Driving through Ireland after midnight is an experience that seems to be understood by RTE Radio. “Late Date” with Alf McCarthy airs on Monday to Friday from 11.25 pm to 2 am, on Saturday and Sunday, the programmes airs from Midnight until 2 am. Alf McCarthy’s skill is creating a sense of community, of making his listeners feel secure, of breaking the isolation one might feel at that night hour. His gently reassuring tone would make him a perfect storyteller to those of younger years wanting tales to hush them to sleep.
In childhood years, to be on the road after midnight would have been a very rare occurrence; there were few journeys and few visits that would have required travel at such an hour, yet there are memories of being homeward bound in the car, each pause in a town bringing both a sense of relief that there was not yet need to stir from the warm slumber of the car, but also a disappointment that the softness of a pillow had not yet been reached.

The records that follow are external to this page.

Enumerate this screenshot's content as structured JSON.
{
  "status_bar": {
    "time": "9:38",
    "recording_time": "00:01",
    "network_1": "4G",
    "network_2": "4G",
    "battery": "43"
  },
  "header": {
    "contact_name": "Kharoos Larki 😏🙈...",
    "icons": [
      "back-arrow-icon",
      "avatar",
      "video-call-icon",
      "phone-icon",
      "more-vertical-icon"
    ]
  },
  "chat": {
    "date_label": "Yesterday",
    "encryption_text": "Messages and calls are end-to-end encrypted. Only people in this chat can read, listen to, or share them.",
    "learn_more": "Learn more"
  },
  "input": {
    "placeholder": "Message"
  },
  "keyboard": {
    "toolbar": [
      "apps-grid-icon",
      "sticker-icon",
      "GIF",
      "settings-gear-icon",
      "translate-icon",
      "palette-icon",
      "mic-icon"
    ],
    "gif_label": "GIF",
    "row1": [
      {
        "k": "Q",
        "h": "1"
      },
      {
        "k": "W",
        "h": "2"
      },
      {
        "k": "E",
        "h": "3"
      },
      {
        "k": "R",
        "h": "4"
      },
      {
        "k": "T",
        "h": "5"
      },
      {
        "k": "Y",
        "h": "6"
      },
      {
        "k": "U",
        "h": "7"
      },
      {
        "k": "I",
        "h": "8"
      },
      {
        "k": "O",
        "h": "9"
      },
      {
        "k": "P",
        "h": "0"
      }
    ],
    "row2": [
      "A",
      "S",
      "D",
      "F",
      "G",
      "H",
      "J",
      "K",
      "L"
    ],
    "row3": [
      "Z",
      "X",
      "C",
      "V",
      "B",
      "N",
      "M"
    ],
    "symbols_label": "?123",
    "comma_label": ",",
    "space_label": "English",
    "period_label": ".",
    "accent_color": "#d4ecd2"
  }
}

Sleep seemed deeply reassuring, it brought a deep sense of security and reassurance. Its occurrence in writing can create an air of momentary well-being and safety.
There is the line in Sebastian Faulks’ moving novel Charlotte Gray, where Miss Gray is about to be parachuted into Nazi-Occupied France as a spy. An RAF bomber is flying her through the night, deep into occupied territory, and one of the bomber crew announces to her that they are just passing over one of the French cities. It was a reassuring moment to me, the image of an aeroplane moving through a clouded night sky, almost as though it was tiptoeing so as not to wake anyone. The city below was a place I knew from summer holidays, but it was more than that; there is a feeling of safety, of security, in a community asleep below in the deep darkness. Is it perhaps that sleeping people are unthreatening people, or is it that sleep represents a refuge from all the worries of the world?

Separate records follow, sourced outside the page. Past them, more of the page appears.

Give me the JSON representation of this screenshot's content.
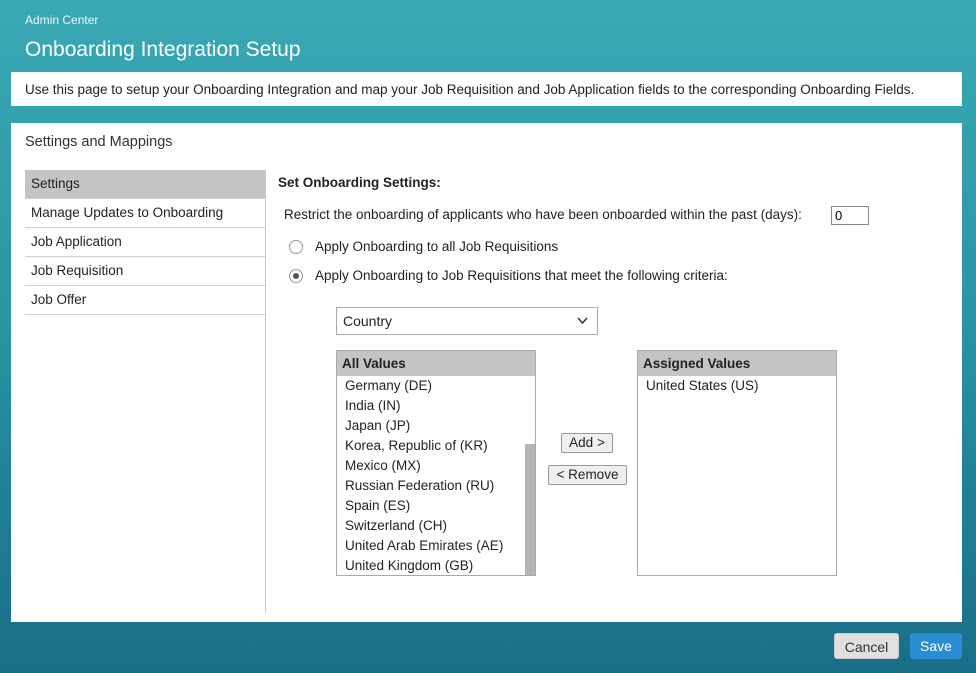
{
  "header": {
    "breadcrumb": "Admin Center",
    "title": "Onboarding Integration Setup"
  },
  "intro": "Use this page to setup your Onboarding Integration and map your Job Requisition and Job Application fields to the corresponding Onboarding Fields.",
  "panel": {
    "title": "Settings and Mappings",
    "nav": [
      "Settings",
      "Manage Updates to Onboarding",
      "Job Application",
      "Job Requisition",
      "Job Offer"
    ],
    "active_nav": "Settings"
  },
  "settings": {
    "section_title": "Set Onboarding Settings:",
    "restrict_label": "Restrict the onboarding of applicants who have been onboarded within the past (days):",
    "restrict_days": "0",
    "radio_all": "Apply Onboarding to all Job Requisitions",
    "radio_criteria": "Apply Onboarding to Job Requisitions that meet the following criteria:",
    "selected_radio": "criteria",
    "criteria_field": "Country",
    "all_values_header": "All Values",
    "all_values": [
      "Germany (DE)",
      "India (IN)",
      "Japan (JP)",
      "Korea, Republic of (KR)",
      "Mexico (MX)",
      "Russian Federation (RU)",
      "Spain (ES)",
      "Switzerland (CH)",
      "United Arab Emirates (AE)",
      "United Kingdom (GB)"
    ],
    "assigned_values_header": "Assigned Values",
    "assigned_values": [
      "United States (US)"
    ],
    "add_label": "Add >",
    "remove_label": "< Remove"
  },
  "footer": {
    "cancel": "Cancel",
    "save": "Save"
  }
}
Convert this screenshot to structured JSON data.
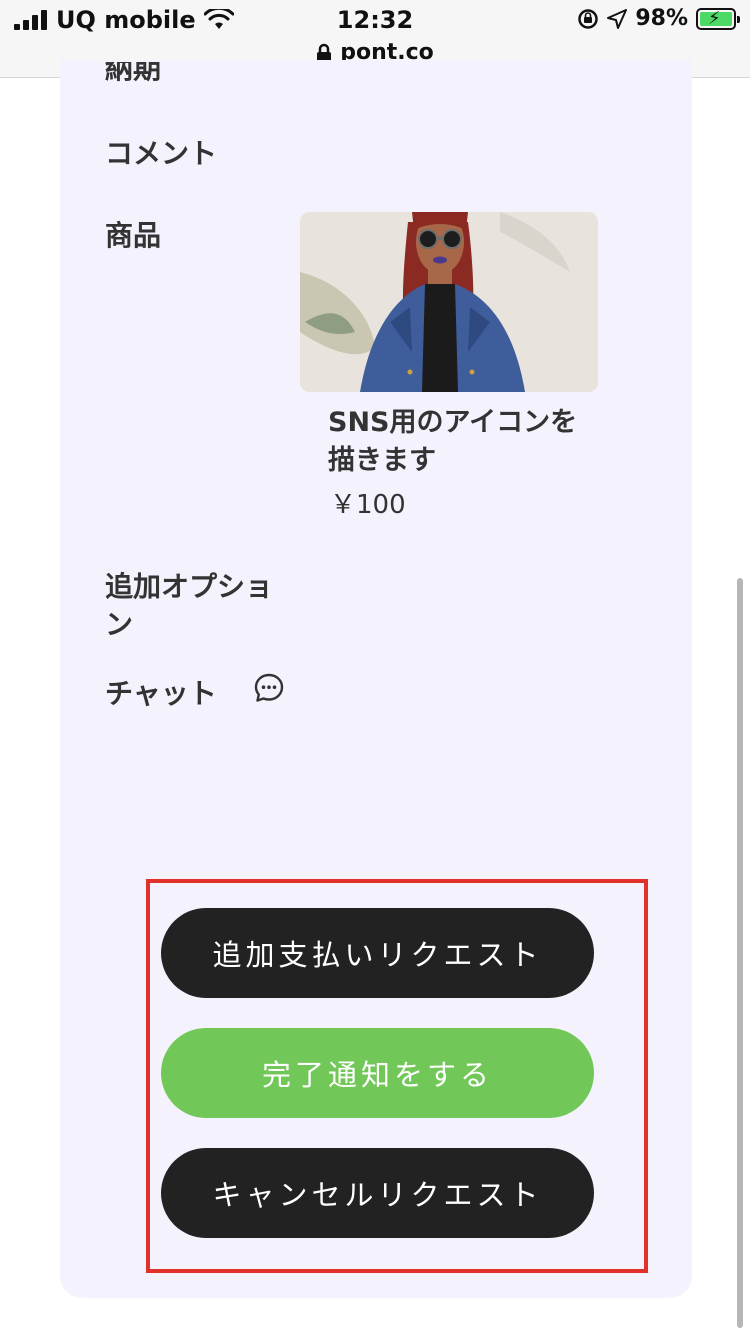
{
  "status_bar": {
    "carrier": "UQ mobile",
    "time": "12:32",
    "url": "pont.co",
    "battery": "98%"
  },
  "order_details": {
    "partial_label": "納期",
    "comment_label": "コメント",
    "product_label": "商品",
    "product": {
      "title": "SNS用のアイコンを描きます",
      "price": "￥100"
    },
    "options_label": "追加オプション",
    "chat_label": "チャット"
  },
  "actions": {
    "additional_payment": "追加支払いリクエスト",
    "complete_notice": "完了通知をする",
    "cancel_request": "キャンセルリクエスト"
  },
  "colors": {
    "card_background": "#f4f2fc",
    "dark_button": "#222222",
    "green_button": "#71c758",
    "highlight_border": "#e0322b"
  },
  "icons": [
    "signal-icon",
    "wifi-icon",
    "lock-icon",
    "orientation-lock-icon",
    "location-icon",
    "battery-icon",
    "chat-icon"
  ]
}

I remember reading Father Niall O’Brien’s story of his ministry on the Philippine island of Negros, a tale of struggling against violence and oppression. Many of the sugar workers led miserable lives as day labourers, yet there was one moment where Niall O’Brien describes stepping into a hut late at night to be met with darkness in which he could make out the sleeping figures of itinerant workers. Sleep seemed a moment of relief, a few brief hours of respite from the grinding poverty in which they lived.
Perhaps the comfort in listening to Alf McCarthy’s programme is that it can create a place where reality is closed out and where, for a moment, all is well.